Mapping Detachment (mot)
Military Police Detachment (mot)
39th Panzer RegimentRegimental Staff
2 x Battalion
Panzer Maintenance Company
40th Panzergrenadier RegimentRegimental Staff
3 x Battalion
Pioneer Company (mot)
Infantry Support Gun Company (self-propelled)
63rd Panzergrenadier Regiment.
27th Panzerjäger BattalionBattalion Staff
Panzerjäger Battalion Staff Company
2 x Sturmgeschütz Company
Panzerjäger Company (mot)
Panzerjäger Supply Column (mot)
27th Panzer Reconnaissance BattalionBattalion Staff
Battalion Staff Company
Luchs Reconnaissance Company
2 x Reconnaissance Company (half-track)
Heavy Reconnaissance Company (half-track)
Reconnaissance Supply Company (mot)
27th Panzer Artillery RegimentRegimental Staff & Staff Battery
2 x Battalion (mot)
297th Army Flak BattalionBattalion Staff & Staff Battery
2 x Heavy Flak Battery (mot)
Light Flak Battery (mot)
27th Panzer Signals BattalionSignals Battalion Staff
Panzer Telephone Company
Panzer Radio Company
Signals Supply Company (mot)
27th Panzer Pioneer BattalionBattalion Staff (half-track)

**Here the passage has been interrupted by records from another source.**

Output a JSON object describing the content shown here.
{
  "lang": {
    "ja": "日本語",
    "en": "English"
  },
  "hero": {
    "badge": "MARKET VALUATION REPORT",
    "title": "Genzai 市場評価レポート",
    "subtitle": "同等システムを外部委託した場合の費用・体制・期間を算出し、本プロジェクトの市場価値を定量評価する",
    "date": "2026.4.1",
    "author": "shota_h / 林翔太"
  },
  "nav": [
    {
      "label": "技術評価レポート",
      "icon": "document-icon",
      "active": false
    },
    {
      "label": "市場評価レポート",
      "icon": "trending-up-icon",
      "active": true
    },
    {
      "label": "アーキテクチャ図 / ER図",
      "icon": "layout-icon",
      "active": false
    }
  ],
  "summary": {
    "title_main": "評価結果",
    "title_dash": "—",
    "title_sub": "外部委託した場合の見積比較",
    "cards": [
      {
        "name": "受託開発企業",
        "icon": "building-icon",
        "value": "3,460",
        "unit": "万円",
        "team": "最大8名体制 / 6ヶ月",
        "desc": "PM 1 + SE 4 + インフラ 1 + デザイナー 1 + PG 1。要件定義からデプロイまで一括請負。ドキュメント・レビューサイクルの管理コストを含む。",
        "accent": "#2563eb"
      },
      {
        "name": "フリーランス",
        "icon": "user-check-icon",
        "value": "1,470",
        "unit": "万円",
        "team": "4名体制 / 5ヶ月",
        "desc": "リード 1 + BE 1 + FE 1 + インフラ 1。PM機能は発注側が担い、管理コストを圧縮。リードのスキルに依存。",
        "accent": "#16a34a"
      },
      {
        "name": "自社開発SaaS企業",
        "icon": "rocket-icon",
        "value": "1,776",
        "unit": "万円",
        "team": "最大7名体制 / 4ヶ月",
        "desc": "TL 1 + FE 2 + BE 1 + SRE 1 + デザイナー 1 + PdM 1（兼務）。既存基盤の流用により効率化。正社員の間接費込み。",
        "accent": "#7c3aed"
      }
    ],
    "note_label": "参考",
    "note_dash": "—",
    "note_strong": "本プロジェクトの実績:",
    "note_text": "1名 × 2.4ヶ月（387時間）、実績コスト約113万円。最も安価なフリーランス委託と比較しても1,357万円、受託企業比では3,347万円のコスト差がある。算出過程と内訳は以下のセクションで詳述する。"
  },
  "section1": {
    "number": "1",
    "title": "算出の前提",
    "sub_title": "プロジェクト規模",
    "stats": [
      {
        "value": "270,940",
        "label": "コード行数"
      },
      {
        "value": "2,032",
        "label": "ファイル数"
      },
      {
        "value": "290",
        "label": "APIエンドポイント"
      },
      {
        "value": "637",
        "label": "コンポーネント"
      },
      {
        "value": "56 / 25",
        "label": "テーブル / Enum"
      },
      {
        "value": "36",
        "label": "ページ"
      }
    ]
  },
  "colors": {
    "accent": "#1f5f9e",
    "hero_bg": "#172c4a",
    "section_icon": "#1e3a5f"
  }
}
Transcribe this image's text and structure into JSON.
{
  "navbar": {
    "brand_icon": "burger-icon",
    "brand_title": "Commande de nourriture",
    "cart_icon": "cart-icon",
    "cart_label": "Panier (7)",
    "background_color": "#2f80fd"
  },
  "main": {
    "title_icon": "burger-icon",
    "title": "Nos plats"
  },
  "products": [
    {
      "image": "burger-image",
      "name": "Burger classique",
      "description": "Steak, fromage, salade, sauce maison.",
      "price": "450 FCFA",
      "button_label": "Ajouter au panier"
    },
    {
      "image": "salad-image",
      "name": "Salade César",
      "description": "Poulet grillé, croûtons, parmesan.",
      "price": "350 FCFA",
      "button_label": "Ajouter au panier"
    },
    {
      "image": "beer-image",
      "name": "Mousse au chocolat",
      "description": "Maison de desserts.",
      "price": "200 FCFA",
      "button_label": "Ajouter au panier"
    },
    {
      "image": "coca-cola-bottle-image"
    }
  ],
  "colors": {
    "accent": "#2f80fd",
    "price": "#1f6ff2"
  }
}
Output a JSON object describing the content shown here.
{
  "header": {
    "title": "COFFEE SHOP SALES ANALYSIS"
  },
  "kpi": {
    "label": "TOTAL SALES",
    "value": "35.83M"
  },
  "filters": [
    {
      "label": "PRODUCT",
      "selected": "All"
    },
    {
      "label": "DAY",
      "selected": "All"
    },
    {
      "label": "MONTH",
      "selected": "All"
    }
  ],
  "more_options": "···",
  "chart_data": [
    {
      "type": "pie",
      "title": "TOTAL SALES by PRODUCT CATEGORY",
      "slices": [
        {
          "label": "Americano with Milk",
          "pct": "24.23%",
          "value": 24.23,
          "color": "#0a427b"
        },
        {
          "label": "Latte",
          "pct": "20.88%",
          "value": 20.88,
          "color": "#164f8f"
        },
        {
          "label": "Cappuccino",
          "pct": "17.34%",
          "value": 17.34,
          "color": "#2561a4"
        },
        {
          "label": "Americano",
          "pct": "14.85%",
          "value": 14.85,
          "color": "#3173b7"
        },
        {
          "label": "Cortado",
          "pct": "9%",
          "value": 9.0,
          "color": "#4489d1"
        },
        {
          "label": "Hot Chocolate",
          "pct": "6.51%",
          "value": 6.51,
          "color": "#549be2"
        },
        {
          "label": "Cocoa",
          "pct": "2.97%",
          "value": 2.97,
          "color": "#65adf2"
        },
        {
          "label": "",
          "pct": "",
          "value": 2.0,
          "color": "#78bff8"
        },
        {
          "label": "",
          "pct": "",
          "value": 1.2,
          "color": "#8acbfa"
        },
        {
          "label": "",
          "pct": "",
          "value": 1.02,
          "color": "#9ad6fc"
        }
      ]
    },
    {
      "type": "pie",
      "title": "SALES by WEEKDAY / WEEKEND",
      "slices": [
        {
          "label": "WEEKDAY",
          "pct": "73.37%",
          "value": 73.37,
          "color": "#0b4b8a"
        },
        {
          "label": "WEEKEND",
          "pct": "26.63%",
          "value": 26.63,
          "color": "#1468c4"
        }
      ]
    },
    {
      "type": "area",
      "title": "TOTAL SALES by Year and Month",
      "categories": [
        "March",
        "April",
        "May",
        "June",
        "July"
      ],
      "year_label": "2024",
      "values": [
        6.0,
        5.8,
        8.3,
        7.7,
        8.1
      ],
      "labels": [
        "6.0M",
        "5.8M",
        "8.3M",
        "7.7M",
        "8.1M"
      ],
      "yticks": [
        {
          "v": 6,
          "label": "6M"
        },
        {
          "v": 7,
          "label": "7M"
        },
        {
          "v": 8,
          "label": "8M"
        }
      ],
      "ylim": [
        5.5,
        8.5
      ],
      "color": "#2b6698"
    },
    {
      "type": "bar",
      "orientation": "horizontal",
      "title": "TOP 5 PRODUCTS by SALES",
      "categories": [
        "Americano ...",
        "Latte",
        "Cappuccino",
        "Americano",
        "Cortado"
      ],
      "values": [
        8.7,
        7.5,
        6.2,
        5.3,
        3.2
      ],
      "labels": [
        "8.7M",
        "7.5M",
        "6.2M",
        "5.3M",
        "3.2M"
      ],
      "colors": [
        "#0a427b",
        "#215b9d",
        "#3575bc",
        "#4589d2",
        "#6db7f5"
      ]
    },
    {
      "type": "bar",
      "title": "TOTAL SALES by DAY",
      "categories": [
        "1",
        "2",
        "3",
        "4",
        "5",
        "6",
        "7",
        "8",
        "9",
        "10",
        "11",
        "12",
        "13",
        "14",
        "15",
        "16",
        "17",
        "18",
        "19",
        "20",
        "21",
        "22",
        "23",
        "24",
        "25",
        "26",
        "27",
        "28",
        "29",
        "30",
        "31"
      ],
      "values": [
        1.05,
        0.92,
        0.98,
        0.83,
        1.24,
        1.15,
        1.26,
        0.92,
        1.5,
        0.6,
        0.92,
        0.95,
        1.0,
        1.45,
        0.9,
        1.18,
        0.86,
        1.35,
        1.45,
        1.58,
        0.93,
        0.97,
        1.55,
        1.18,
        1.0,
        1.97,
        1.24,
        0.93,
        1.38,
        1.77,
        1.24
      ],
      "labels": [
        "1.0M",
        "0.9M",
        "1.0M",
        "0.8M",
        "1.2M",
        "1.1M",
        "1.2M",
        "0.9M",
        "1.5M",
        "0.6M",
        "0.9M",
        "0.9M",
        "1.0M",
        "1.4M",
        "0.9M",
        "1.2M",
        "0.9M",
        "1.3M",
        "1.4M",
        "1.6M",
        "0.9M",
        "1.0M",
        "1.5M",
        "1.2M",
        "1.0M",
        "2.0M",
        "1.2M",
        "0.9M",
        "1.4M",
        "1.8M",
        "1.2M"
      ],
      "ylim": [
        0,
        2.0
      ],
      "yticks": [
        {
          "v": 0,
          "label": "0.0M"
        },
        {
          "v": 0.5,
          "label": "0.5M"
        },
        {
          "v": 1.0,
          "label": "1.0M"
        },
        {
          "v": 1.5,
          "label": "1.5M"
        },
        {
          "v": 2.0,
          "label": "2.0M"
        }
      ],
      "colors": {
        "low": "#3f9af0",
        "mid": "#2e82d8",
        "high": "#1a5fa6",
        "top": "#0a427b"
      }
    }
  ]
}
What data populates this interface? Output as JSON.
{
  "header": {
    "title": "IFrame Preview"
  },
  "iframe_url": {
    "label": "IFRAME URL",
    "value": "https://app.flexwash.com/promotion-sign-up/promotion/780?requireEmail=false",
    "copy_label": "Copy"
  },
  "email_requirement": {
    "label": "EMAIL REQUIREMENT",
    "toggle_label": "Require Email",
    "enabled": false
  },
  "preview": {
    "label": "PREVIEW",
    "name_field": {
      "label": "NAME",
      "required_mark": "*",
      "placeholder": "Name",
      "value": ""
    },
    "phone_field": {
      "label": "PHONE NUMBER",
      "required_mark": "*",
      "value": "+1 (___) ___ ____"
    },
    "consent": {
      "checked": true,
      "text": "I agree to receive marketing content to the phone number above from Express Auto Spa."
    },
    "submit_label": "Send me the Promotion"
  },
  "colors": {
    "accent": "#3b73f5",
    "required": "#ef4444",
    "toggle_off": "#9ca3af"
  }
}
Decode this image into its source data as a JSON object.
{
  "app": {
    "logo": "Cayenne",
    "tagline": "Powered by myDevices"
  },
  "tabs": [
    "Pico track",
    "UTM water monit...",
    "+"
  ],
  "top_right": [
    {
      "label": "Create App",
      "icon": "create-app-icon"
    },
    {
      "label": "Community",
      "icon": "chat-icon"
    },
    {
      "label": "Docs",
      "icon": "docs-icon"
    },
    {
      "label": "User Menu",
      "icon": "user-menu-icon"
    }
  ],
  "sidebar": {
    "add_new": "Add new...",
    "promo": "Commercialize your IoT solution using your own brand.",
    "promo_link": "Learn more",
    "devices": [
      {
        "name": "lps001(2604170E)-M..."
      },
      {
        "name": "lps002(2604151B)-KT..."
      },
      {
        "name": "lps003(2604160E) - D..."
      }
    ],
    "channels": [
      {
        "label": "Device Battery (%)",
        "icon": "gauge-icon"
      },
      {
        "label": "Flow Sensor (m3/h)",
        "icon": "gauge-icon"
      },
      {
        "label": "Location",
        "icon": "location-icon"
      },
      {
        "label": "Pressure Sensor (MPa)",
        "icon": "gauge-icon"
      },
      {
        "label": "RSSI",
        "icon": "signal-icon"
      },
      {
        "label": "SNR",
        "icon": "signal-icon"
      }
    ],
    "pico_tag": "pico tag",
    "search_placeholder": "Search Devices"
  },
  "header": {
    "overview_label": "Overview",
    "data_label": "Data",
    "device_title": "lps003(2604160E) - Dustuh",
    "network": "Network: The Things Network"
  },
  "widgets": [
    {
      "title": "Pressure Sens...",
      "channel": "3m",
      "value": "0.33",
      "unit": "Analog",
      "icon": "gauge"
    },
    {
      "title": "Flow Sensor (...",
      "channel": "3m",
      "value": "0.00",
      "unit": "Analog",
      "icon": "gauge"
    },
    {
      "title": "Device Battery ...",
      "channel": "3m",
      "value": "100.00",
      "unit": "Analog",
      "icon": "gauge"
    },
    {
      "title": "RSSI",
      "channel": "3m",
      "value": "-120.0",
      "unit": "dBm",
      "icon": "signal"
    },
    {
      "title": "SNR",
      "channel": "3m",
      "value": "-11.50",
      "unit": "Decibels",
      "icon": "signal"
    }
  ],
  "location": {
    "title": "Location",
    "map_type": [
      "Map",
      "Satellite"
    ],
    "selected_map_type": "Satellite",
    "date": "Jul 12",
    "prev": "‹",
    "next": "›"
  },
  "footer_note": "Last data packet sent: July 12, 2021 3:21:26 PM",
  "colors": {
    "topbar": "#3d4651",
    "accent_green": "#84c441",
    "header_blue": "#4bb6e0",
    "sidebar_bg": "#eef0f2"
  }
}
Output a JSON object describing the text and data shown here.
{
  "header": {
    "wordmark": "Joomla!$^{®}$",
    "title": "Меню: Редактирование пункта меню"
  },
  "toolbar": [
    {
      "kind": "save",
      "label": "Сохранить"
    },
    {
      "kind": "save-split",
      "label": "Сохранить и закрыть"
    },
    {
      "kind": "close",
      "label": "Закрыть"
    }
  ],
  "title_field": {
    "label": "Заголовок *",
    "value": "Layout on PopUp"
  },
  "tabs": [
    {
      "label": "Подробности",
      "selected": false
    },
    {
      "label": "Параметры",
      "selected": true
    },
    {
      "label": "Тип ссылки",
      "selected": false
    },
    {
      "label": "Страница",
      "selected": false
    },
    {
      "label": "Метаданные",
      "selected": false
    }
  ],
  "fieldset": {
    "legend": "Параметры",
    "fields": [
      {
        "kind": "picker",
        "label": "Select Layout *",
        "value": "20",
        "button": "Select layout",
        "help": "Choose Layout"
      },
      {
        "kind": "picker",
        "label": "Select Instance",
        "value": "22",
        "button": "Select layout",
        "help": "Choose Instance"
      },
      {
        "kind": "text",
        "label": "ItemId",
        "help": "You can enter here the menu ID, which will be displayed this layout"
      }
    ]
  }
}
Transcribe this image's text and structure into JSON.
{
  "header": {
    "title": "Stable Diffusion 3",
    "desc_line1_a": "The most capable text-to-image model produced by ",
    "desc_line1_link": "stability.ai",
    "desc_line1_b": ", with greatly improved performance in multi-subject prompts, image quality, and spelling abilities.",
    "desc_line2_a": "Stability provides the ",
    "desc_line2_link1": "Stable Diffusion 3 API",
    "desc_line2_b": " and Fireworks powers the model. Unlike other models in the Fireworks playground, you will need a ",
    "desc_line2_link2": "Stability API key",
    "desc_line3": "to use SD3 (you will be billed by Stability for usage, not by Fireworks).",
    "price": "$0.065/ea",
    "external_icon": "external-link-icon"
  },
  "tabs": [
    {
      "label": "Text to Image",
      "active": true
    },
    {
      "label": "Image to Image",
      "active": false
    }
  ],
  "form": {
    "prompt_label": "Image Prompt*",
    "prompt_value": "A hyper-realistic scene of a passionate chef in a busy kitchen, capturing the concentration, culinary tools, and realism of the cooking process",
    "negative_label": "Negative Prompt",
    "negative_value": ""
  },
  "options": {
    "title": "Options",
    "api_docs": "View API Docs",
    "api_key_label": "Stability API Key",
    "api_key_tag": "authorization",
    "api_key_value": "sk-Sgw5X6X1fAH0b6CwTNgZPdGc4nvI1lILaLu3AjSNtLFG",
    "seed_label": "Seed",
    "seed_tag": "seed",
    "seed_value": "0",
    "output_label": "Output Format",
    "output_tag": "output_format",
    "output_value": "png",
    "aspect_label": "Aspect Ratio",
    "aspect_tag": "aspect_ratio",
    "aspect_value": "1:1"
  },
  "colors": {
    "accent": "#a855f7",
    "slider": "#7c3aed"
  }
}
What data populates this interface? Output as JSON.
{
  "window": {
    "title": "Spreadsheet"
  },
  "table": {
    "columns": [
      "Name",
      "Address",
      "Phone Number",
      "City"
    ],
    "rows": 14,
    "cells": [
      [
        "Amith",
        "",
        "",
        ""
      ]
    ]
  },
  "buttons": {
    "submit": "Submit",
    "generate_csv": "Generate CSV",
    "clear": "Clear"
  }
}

2 x Pioneer Company (mot)
Pioneer Company (half-track)
Support & Supply Units